(Collection entries)
>>>

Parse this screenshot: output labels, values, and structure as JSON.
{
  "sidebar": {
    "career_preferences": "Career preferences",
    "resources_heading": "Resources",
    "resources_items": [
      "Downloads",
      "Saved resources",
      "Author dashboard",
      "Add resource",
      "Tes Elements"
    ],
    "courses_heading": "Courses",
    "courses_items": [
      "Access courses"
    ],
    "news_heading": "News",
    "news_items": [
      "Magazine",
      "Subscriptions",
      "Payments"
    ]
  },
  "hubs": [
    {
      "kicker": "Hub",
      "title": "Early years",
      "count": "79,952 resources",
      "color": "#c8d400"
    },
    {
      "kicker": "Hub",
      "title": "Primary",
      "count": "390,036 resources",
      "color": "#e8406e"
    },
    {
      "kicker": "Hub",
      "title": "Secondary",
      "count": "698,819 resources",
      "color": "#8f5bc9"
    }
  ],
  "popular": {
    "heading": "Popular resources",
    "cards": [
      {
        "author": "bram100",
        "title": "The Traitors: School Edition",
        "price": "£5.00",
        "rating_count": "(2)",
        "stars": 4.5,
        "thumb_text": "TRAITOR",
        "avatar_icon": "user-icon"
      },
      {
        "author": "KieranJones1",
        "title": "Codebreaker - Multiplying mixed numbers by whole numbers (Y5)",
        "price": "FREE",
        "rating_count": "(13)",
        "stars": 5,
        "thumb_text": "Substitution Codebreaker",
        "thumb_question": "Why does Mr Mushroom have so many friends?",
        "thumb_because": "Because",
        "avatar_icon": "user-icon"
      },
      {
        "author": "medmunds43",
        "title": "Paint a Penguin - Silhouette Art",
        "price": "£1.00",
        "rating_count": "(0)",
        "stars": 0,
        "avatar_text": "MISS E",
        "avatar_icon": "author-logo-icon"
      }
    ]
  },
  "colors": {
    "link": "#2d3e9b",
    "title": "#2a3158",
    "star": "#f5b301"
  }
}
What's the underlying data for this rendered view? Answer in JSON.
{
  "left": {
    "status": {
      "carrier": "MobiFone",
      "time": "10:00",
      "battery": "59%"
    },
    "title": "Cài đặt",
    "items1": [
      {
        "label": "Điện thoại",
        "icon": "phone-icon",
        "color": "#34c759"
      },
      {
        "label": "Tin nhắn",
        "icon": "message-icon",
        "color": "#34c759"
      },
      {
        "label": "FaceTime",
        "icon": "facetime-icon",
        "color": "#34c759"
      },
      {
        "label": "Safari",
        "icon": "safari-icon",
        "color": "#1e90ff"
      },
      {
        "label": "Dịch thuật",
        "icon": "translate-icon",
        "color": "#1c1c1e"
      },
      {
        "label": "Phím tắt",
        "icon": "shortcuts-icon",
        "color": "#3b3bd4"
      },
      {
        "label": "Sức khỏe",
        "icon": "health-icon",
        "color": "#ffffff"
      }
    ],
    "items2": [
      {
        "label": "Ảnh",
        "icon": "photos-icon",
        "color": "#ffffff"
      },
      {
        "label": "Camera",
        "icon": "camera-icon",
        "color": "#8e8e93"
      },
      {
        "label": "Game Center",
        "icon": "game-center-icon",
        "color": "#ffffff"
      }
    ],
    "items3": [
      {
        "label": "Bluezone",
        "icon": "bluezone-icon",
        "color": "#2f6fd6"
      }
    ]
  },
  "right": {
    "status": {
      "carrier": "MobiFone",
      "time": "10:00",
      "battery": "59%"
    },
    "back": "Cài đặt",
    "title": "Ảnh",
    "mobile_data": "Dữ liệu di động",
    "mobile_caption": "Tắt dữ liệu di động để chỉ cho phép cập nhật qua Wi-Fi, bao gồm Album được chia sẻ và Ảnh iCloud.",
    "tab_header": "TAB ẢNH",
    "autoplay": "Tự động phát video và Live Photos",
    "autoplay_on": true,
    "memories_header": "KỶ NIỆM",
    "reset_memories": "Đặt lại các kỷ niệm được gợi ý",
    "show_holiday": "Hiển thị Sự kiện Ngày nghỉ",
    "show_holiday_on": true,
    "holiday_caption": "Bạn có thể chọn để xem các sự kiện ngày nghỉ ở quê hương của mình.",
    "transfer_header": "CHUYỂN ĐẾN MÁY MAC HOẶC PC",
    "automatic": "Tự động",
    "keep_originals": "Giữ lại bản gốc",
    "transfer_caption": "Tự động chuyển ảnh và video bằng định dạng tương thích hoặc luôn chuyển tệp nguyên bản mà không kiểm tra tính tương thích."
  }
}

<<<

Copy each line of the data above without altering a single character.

Parse this screenshot: output labels, values, and structure as JSON.
{
  "sidebar": {
    "career_preferences": "Career preferences",
    "resources_heading": "Resources",
    "resources_items": [
      "Downloads",
      "Saved resources",
      "Author dashboard",
      "Add resource",
      "Tes Elements"
    ],
    "courses_heading": "Courses",
    "courses_items": [
      "Access courses"
    ],
    "news_heading": "News",
    "news_items": [
      "Magazine",
      "Subscriptions",
      "Payments"
    ]
  },
  "hubs": [
    {
      "kicker": "Hub",
      "title": "Early years",
      "count": "79,952 resources",
      "color": "#c8d400"
    },
    {
      "kicker": "Hub",
      "title": "Primary",
      "count": "390,036 resources",
      "color": "#e8406e"
    },
    {
      "kicker": "Hub",
      "title": "Secondary",
      "count": "698,819 resources",
      "color": "#8f5bc9"
    }
  ],
  "popular": {
    "heading": "Popular resources",
    "cards": [
      {
        "author": "bram100",
        "title": "The Traitors: School Edition",
        "price": "£5.00",
        "rating_count": "(2)",
        "stars": 4.5,
        "thumb_text": "TRAITOR",
        "avatar_icon": "user-icon"
      },
      {
        "author": "KieranJones1",
        "title": "Codebreaker - Multiplying mixed numbers by whole numbers (Y5)",
        "price": "FREE",
        "rating_count": "(13)",
        "stars": 5,
        "thumb_text": "Substitution Codebreaker",
        "thumb_question": "Why does Mr Mushroom have so many friends?",
        "thumb_because": "Because",
        "avatar_icon": "user-icon"
      },
      {
        "author": "medmunds43",
        "title": "Paint a Penguin - Silhouette Art",
        "price": "£1.00",
        "rating_count": "(0)",
        "stars": 0,
        "avatar_text": "MISS E",
        "avatar_icon": "author-logo-icon"
      }
    ]
  },
  "colors": {
    "link": "#2d3e9b",
    "title": "#2a3158",
    "star": "#f5b301"
  }
}
What's the underlying data for this rendered view? Answer in JSON.
{
  "left": {
    "status": {
      "carrier": "MobiFone",
      "time": "10:00",
      "battery": "59%"
    },
    "title": "Cài đặt",
    "items1": [
      {
        "label": "Điện thoại",
        "icon": "phone-icon",
        "color": "#34c759"
      },
      {
        "label": "Tin nhắn",
        "icon": "message-icon",
        "color": "#34c759"
      },
      {
        "label": "FaceTime",
        "icon": "facetime-icon",
        "color": "#34c759"
      },
      {
        "label": "Safari",
        "icon": "safari-icon",
        "color": "#1e90ff"
      },
      {
        "label": "Dịch thuật",
        "icon": "translate-icon",
        "color": "#1c1c1e"
      },
      {
        "label": "Phím tắt",
        "icon": "shortcuts-icon",
        "color": "#3b3bd4"
      },
      {
        "label": "Sức khỏe",
        "icon": "health-icon",
        "color": "#ffffff"
      }
    ],
    "items2": [
      {
        "label": "Ảnh",
        "icon": "photos-icon",
        "color": "#ffffff"
      },
      {
        "label": "Camera",
        "icon": "camera-icon",
        "color": "#8e8e93"
      },
      {
        "label": "Game Center",
        "icon": "game-center-icon",
        "color": "#ffffff"
      }
    ],
    "items3": [
      {
        "label": "Bluezone",
        "icon": "bluezone-icon",
        "color": "#2f6fd6"
      }
    ]
  },
  "right": {
    "status": {
      "carrier": "MobiFone",
      "time": "10:00",
      "battery": "59%"
    },
    "back": "Cài đặt",
    "title": "Ảnh",
    "mobile_data": "Dữ liệu di động",
    "mobile_caption": "Tắt dữ liệu di động để chỉ cho phép cập nhật qua Wi-Fi, bao gồm Album được chia sẻ và Ảnh iCloud.",
    "tab_header": "TAB ẢNH",
    "autoplay": "Tự động phát video và Live Photos",
    "autoplay_on": true,
    "memories_header": "KỶ NIỆM",
    "reset_memories": "Đặt lại các kỷ niệm được gợi ý",
    "show_holiday": "Hiển thị Sự kiện Ngày nghỉ",
    "show_holiday_on": true,
    "holiday_caption": "Bạn có thể chọn để xem các sự kiện ngày nghỉ ở quê hương của mình.",
    "transfer_header": "CHUYỂN ĐẾN MÁY MAC HOẶC PC",
    "automatic": "Tự động",
    "keep_originals": "Giữ lại bản gốc",
    "transfer_caption": "Tự động chuyển ảnh và video bằng định dạng tương thích hoặc luôn chuyển tệp nguyên bản mà không kiểm tra tính tương thích."
  }
}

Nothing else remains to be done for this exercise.